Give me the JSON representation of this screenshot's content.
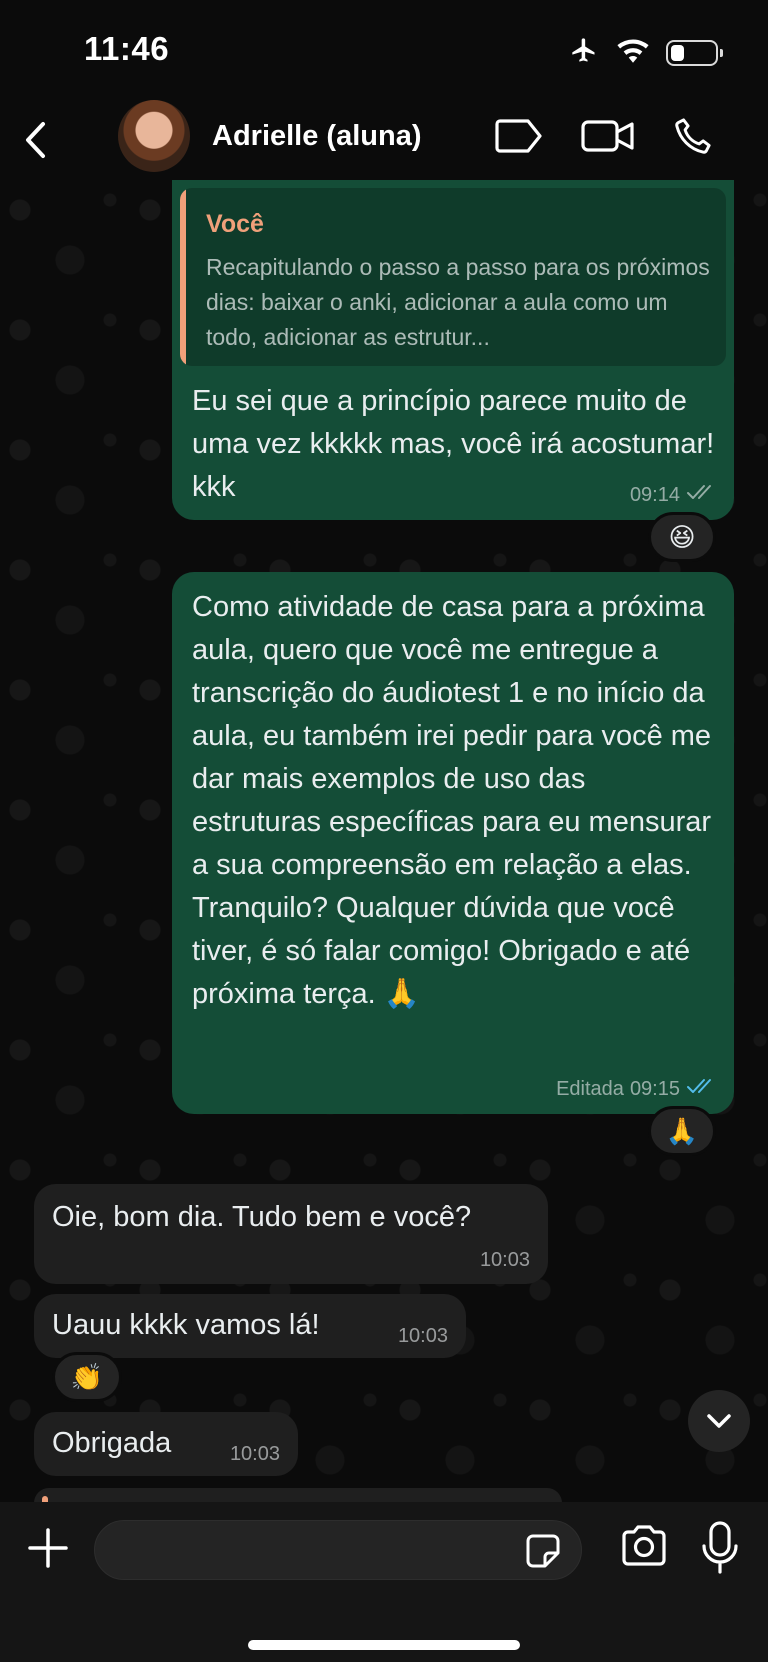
{
  "status_bar": {
    "time": "11:46",
    "battery_level": 0.4
  },
  "header": {
    "contact_name": "Adrielle (aluna)",
    "icons": [
      "back-chevron-icon",
      "label-tag-icon",
      "video-call-icon",
      "phone-call-icon"
    ]
  },
  "messages": [
    {
      "direction": "out",
      "quote": {
        "author": "Você",
        "text": "Recapitulando o passo a passo para os próximos dias: baixar o anki, adicionar a aula como um todo, adicionar as estrutur..."
      },
      "text": "Eu sei que a princípio parece muito de uma vez kkkkk mas, você irá acostumar! kkk",
      "time": "09:14",
      "status": "delivered",
      "reaction": "😆"
    },
    {
      "direction": "out",
      "text": "Como atividade de casa para a próxima aula, quero que você me entregue a transcrição do áudiotest 1 e no início da aula, eu também irei pedir para você me dar mais exemplos de uso das estruturas específicas para eu mensurar a sua compreensão em relação a elas. Tranquilo? Qualquer dúvida que você tiver, é só falar comigo! Obrigado e até próxima terça. 🙏",
      "edited_label": "Editada",
      "time": "09:15",
      "status": "read",
      "reaction": "🙏"
    },
    {
      "direction": "in",
      "text": "Oie, bom dia. Tudo bem e você?",
      "time": "10:03"
    },
    {
      "direction": "in",
      "text": "Uauu kkkk vamos lá!",
      "time": "10:03",
      "reaction": "👏"
    },
    {
      "direction": "in",
      "text": "Obrigada",
      "time": "10:03"
    }
  ],
  "composer": {
    "icons": [
      "plus-icon",
      "sticker-icon",
      "camera-icon",
      "microphone-icon"
    ]
  },
  "colors": {
    "outgoing_bubble": "#144d37",
    "incoming_bubble": "#1f1f1f",
    "quote_accent": "#f0a07a",
    "read_ticks": "#53bdeb"
  }
}
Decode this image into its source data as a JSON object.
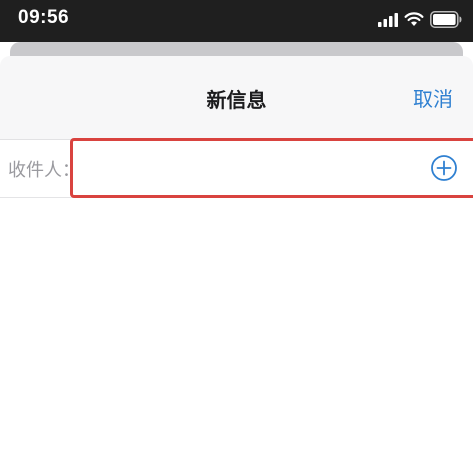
{
  "status_bar": {
    "time": "09:56",
    "icons": [
      "signal-icon",
      "wifi-icon",
      "battery-icon"
    ]
  },
  "nav": {
    "title": "新信息",
    "cancel_label": "取消"
  },
  "recipient": {
    "label": "收件人：",
    "value": "",
    "add_icon": "plus-circle-icon"
  },
  "colors": {
    "accent": "#2f80d1",
    "highlight_border": "#d9433f",
    "status_bar_bg": "#1f1f1f",
    "nav_bg": "#f7f7f8",
    "label_gray": "#9a9a9f"
  }
}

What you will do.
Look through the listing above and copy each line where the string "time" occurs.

Answer to the problem.
    "time": "11:46",
      "time": "09:14",
      "time": "09:15",
      "time": "10:03"
      "time": "10:03",
      "time": "10:03"
    "time": "09:56",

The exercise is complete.